- Opening Delimiter -

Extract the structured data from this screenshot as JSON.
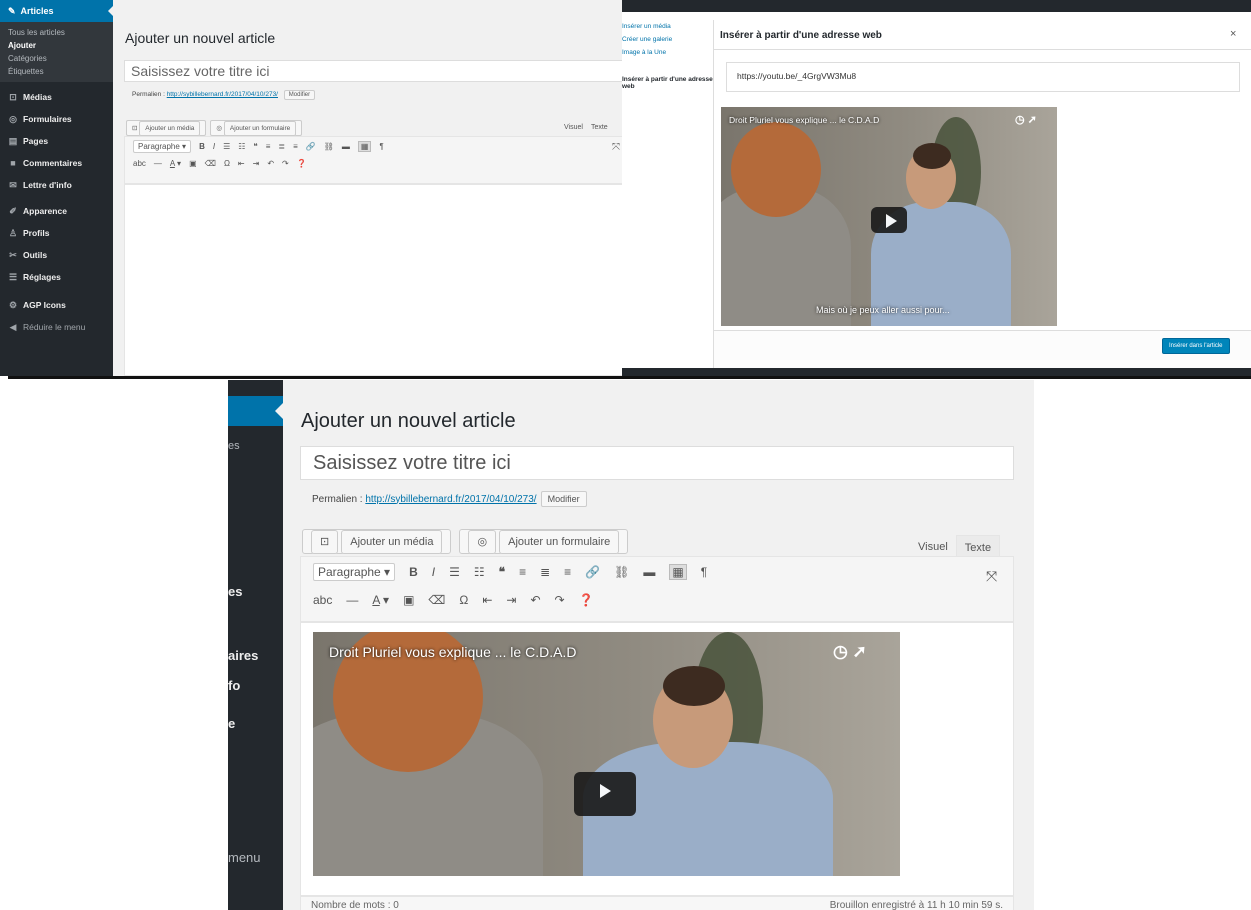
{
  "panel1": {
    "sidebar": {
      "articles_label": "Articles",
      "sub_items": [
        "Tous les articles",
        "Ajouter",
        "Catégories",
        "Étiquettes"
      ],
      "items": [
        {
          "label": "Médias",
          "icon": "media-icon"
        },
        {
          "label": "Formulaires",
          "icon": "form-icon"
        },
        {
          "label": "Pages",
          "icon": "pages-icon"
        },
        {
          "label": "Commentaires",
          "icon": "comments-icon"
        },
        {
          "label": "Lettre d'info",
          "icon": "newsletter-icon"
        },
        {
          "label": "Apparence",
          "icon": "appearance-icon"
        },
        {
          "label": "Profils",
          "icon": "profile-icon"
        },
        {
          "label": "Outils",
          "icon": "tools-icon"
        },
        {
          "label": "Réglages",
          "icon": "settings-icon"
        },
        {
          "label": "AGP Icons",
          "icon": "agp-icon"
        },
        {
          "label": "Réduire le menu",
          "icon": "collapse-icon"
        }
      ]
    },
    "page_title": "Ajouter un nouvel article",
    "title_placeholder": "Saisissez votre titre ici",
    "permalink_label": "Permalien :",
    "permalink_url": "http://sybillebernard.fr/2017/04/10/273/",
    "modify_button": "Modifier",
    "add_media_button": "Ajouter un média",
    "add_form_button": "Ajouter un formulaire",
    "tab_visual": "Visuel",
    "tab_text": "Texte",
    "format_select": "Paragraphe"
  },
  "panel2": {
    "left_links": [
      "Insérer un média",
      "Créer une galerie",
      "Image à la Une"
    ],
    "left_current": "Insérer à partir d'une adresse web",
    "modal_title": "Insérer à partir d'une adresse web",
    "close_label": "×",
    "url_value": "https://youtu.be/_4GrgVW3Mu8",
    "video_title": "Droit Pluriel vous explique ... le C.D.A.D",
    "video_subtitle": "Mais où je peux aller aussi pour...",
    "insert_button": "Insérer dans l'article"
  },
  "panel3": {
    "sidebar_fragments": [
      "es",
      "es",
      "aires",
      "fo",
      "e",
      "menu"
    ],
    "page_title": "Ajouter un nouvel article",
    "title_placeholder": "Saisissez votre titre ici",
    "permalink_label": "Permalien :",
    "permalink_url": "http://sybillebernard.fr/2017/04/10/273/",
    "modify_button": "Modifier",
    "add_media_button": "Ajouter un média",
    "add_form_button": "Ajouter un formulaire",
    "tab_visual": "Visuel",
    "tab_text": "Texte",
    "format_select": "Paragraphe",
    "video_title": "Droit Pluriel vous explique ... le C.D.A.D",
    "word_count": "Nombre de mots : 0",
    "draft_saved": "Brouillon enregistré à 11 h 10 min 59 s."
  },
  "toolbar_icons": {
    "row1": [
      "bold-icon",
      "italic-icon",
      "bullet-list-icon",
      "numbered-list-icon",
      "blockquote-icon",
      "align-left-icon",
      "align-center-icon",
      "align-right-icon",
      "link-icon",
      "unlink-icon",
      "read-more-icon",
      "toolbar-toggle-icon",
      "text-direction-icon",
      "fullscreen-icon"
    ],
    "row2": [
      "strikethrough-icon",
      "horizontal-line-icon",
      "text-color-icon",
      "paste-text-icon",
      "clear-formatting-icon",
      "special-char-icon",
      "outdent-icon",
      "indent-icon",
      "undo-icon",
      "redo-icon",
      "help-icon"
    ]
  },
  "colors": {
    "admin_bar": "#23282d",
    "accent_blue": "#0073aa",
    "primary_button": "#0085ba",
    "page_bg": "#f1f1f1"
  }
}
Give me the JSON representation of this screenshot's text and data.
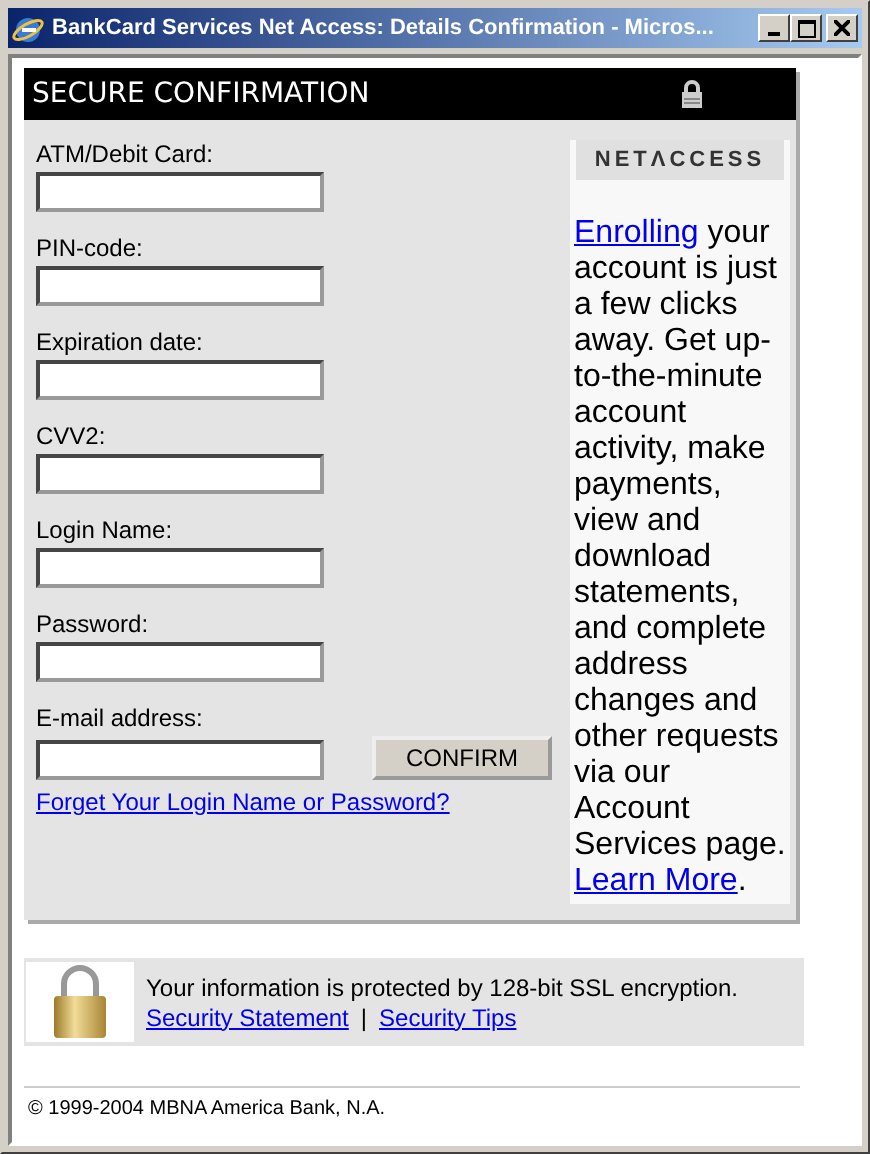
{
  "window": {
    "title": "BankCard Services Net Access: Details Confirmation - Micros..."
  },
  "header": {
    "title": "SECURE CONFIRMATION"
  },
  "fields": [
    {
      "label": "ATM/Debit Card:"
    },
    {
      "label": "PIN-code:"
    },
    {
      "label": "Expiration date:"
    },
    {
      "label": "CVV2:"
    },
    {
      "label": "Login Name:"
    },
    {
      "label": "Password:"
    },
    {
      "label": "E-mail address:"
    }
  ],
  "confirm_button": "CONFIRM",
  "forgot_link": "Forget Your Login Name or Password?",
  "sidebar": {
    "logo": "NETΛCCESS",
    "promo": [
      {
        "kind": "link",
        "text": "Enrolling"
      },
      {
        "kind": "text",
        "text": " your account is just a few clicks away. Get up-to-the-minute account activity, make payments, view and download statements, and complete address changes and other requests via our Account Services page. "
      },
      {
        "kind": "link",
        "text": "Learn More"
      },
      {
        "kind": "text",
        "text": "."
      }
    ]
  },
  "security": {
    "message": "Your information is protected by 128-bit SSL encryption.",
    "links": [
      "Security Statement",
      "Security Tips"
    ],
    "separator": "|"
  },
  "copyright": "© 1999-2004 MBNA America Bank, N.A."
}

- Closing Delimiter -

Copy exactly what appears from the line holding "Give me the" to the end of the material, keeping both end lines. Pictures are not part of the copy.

*EXPECTED OUTPUT*.
Give me the JSON representation of this screenshot's text and data.
{
  "window": {
    "title": "BankCard Services Net Access: Details Confirmation - Micros..."
  },
  "header": {
    "title": "SECURE CONFIRMATION"
  },
  "fields": [
    {
      "label": "ATM/Debit Card:"
    },
    {
      "label": "PIN-code:"
    },
    {
      "label": "Expiration date:"
    },
    {
      "label": "CVV2:"
    },
    {
      "label": "Login Name:"
    },
    {
      "label": "Password:"
    },
    {
      "label": "E-mail address:"
    }
  ],
  "confirm_button": "CONFIRM",
  "forgot_link": "Forget Your Login Name or Password?",
  "sidebar": {
    "logo": "NETΛCCESS",
    "promo": [
      {
        "kind": "link",
        "text": "Enrolling"
      },
      {
        "kind": "text",
        "text": " your account is just a few clicks away. Get up-to-the-minute account activity, make payments, view and download statements, and complete address changes and other requests via our Account Services page. "
      },
      {
        "kind": "link",
        "text": "Learn More"
      },
      {
        "kind": "text",
        "text": "."
      }
    ]
  },
  "security": {
    "message": "Your information is protected by 128-bit SSL encryption.",
    "links": [
      "Security Statement",
      "Security Tips"
    ],
    "separator": "|"
  },
  "copyright": "© 1999-2004 MBNA America Bank, N.A."
}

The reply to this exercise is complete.